▸ Problem
The response must contain every line below in which "name" appears.

(Records contained in a dataset)
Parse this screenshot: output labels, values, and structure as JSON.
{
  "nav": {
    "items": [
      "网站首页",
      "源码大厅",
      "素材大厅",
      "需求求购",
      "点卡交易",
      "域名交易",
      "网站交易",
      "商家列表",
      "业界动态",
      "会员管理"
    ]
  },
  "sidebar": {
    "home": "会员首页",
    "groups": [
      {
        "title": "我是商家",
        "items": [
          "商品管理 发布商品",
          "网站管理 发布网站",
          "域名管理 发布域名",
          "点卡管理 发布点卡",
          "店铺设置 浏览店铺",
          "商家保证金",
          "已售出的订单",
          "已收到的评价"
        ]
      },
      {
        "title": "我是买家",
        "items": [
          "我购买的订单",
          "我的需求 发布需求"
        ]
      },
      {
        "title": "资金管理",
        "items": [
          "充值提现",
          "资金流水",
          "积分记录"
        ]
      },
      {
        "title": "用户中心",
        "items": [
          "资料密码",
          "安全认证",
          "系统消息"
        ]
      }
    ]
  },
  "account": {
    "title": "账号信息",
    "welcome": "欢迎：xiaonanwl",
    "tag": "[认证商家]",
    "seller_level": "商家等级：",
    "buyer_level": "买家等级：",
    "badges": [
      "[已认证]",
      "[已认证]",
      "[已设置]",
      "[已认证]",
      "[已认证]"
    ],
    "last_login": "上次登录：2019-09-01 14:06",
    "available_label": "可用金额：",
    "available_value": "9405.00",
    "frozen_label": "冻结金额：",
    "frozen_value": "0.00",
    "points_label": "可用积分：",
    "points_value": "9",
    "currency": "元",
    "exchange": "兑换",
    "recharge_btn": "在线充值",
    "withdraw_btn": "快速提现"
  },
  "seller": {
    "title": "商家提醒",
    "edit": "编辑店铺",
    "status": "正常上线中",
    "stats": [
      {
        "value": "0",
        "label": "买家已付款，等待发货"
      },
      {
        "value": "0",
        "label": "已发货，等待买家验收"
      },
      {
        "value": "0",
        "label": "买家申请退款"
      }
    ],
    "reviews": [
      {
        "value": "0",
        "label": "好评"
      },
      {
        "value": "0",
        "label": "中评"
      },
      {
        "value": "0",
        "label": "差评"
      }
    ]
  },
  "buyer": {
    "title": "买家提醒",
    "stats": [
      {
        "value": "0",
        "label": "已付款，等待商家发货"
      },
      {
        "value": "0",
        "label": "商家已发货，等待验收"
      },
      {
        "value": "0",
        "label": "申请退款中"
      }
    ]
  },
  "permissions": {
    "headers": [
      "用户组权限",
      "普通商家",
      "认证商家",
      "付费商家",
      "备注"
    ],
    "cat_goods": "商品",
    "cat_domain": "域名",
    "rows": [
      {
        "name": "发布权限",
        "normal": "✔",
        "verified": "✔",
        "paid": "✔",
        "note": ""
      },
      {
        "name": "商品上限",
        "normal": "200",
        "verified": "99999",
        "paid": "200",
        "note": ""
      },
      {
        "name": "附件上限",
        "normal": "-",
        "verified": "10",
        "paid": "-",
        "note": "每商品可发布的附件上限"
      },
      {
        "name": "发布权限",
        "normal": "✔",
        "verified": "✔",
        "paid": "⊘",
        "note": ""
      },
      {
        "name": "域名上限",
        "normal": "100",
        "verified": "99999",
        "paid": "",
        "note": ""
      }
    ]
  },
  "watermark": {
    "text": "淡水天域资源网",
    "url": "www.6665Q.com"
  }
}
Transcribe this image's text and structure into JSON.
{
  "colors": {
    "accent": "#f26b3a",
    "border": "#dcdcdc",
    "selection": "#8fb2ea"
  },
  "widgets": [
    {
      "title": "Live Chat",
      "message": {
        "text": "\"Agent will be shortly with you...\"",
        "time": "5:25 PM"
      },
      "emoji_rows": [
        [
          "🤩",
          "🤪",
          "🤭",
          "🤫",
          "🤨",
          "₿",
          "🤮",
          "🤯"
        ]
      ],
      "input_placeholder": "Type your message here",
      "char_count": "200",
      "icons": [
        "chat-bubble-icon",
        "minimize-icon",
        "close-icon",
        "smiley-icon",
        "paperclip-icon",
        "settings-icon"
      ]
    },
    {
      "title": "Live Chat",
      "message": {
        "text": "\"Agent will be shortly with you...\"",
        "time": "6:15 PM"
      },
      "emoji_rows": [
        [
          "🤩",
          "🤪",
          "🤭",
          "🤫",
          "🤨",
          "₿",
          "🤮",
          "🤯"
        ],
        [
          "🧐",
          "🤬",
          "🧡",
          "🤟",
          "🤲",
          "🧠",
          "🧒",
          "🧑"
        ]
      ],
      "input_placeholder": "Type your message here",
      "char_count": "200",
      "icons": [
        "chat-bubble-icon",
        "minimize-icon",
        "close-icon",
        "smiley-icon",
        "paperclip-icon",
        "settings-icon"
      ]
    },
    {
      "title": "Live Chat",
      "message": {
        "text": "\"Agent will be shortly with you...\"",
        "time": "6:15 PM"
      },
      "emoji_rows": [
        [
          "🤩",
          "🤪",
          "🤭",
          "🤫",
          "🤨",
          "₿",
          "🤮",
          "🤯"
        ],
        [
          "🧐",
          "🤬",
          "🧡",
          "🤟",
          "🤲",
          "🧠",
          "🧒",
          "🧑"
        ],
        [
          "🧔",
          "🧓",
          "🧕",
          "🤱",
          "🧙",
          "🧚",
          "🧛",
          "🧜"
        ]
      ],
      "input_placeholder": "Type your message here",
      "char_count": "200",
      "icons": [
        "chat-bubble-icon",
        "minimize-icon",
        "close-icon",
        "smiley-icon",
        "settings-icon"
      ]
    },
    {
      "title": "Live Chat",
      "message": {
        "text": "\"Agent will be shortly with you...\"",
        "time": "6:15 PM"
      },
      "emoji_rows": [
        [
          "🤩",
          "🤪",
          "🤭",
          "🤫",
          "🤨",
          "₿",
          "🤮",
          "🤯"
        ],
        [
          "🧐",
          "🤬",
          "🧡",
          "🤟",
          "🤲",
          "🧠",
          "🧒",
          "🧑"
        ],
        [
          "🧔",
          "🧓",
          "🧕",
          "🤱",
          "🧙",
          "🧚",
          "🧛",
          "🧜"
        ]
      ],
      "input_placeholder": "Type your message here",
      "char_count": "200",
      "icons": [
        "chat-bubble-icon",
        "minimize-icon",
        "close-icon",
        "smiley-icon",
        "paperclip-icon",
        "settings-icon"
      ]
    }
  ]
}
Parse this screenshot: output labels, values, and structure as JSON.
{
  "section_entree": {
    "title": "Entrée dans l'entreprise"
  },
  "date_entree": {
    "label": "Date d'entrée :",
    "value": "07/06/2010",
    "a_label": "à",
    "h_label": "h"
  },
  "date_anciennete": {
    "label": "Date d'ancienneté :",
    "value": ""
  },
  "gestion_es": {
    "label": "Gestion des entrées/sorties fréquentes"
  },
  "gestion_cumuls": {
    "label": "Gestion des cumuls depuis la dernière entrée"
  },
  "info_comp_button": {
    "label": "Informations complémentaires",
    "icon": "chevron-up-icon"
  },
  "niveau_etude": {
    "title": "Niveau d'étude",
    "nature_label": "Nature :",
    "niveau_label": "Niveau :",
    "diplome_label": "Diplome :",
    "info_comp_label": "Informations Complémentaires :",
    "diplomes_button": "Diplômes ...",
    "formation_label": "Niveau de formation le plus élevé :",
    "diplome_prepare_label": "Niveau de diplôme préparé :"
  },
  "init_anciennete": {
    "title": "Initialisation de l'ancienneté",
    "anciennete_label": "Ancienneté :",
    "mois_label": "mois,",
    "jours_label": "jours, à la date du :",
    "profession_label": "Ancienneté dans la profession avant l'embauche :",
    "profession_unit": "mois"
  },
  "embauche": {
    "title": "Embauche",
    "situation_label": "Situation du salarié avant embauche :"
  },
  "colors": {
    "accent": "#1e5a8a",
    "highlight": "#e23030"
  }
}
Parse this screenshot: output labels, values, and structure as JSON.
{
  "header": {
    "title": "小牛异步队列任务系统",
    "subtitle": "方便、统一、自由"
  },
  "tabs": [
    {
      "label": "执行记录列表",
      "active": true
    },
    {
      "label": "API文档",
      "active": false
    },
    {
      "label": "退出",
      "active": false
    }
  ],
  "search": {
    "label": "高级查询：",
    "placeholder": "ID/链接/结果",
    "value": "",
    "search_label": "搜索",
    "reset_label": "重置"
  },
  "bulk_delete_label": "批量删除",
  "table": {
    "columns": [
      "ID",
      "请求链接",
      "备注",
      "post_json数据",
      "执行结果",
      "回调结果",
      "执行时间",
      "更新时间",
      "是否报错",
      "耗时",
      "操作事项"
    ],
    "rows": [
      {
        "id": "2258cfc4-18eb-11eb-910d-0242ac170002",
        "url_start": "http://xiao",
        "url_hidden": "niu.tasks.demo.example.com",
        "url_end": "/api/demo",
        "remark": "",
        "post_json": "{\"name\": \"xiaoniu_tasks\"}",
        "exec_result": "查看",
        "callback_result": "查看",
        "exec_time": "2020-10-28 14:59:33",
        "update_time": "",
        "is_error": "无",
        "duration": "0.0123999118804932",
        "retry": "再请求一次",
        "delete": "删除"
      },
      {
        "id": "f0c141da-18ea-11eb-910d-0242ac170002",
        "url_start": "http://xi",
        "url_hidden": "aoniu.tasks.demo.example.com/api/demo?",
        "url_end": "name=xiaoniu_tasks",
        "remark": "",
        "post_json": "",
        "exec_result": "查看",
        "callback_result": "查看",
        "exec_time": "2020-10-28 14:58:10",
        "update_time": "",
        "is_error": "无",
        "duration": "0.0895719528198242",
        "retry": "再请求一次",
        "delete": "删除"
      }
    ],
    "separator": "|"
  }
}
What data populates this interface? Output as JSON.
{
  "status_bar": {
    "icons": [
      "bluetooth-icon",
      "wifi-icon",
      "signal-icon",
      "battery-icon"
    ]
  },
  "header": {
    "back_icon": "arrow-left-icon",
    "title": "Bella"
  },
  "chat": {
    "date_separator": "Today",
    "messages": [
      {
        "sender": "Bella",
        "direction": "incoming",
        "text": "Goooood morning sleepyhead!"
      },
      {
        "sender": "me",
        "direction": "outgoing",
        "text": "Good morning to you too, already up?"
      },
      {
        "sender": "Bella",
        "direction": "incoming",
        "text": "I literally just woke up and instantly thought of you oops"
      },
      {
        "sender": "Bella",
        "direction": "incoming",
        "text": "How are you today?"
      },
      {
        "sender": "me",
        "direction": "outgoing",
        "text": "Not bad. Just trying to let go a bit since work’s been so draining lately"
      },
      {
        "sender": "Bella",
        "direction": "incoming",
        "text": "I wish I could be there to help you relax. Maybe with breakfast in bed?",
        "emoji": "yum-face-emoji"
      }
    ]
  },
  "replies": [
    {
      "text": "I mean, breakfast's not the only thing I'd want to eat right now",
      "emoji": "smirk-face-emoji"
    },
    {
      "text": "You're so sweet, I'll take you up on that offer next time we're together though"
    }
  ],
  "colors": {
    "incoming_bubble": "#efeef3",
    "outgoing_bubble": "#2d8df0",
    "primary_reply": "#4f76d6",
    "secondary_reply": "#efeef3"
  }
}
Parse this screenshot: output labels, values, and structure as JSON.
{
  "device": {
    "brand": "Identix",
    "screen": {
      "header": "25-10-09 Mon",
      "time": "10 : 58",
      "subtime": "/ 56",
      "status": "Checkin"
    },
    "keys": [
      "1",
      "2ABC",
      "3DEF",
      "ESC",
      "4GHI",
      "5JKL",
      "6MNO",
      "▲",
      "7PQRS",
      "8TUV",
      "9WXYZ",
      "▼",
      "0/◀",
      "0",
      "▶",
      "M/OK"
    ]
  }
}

▸ Task answer
        "name": "发布权限",
        "name": "商品上限",
        "name": "附件上限",
        "name": "发布权限",
        "name": "域名上限",
        "post_json": "{\"name\": \"xiaoniu_tasks\"}",
        "url_end": "name=xiaoniu_tasks",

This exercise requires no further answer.